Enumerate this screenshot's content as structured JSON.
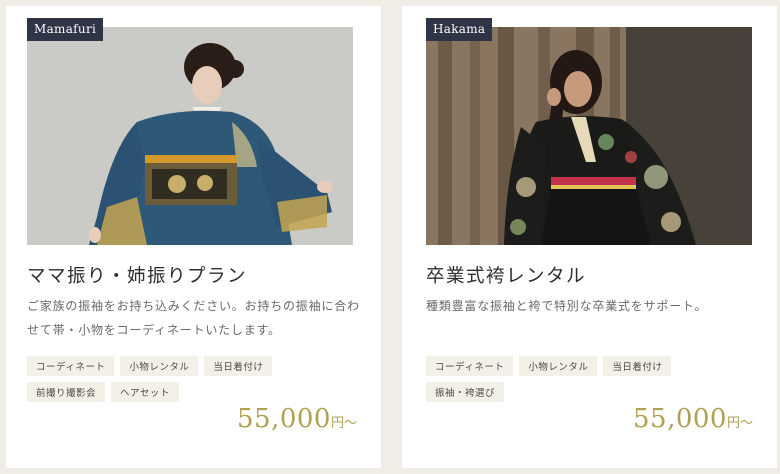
{
  "cards": [
    {
      "badge": "Mamafuri",
      "title": "ママ振り・姉振りプラン",
      "description": "ご家族の振袖をお持ち込みください。お持ちの振袖に合わせて帯・小物をコーディネートいたします。",
      "tags": [
        "コーディネート",
        "小物レンタル",
        "当日着付け",
        "前撮り撮影会",
        "ヘアセット"
      ],
      "price": "55,000",
      "price_unit": "円〜"
    },
    {
      "badge": "Hakama",
      "title": "卒業式袴レンタル",
      "description": "種類豊富な振袖と袴で特別な卒業式をサポート。",
      "tags": [
        "コーディネート",
        "小物レンタル",
        "当日着付け",
        "振袖・袴選び"
      ],
      "price": "55,000",
      "price_unit": "円〜"
    }
  ],
  "colors": {
    "background": "#efede6",
    "badge": "#2f3546",
    "price": "#b0a052",
    "tag_bg": "#f3f1e7"
  }
}
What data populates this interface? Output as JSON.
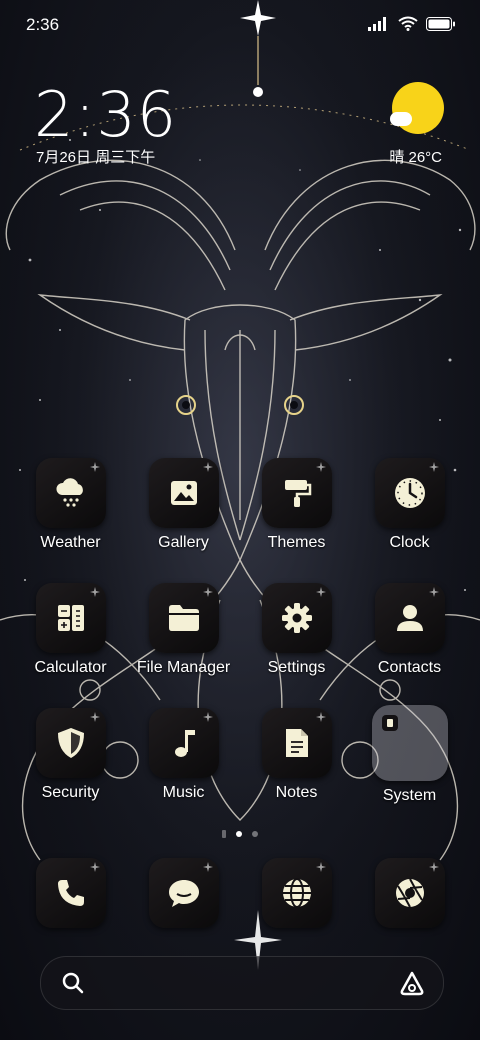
{
  "status_bar": {
    "time": "2:36"
  },
  "clock_widget": {
    "time": "2:36",
    "date": "7月26日 周三下午"
  },
  "weather_widget": {
    "text": "晴 26°C"
  },
  "apps": [
    {
      "label": "Weather",
      "icon": "weather-snow-cloud-icon"
    },
    {
      "label": "Gallery",
      "icon": "image-icon"
    },
    {
      "label": "Themes",
      "icon": "paint-roller-icon"
    },
    {
      "label": "Clock",
      "icon": "clock-icon"
    },
    {
      "label": "Calculator",
      "icon": "calculator-icon"
    },
    {
      "label": "File Manager",
      "icon": "folder-icon"
    },
    {
      "label": "Settings",
      "icon": "gear-icon"
    },
    {
      "label": "Contacts",
      "icon": "person-icon"
    },
    {
      "label": "Security",
      "icon": "shield-icon"
    },
    {
      "label": "Music",
      "icon": "music-note-icon"
    },
    {
      "label": "Notes",
      "icon": "document-icon"
    },
    {
      "label": "System",
      "icon": "folder-grid-icon"
    }
  ],
  "dock": [
    {
      "icon": "phone-icon"
    },
    {
      "icon": "message-icon"
    },
    {
      "icon": "globe-icon"
    },
    {
      "icon": "camera-aperture-icon"
    }
  ],
  "colors": {
    "icon_fg": "#f4f0d6",
    "sun": "#f8d319",
    "icon_bg": "#131113"
  }
}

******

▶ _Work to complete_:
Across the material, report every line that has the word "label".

▶ _Result of the task_:
      "label": "Weather",
      "label": "Gallery",
      "label": "Themes",
      "label": "Clock",
      "label": "Calculator",
      "label": "File Manager",
      "label": "Settings",
      "label": "Contacts",
      "label": "Security",
      "label": "Music",
      "label": "Notes",
      "label": "System",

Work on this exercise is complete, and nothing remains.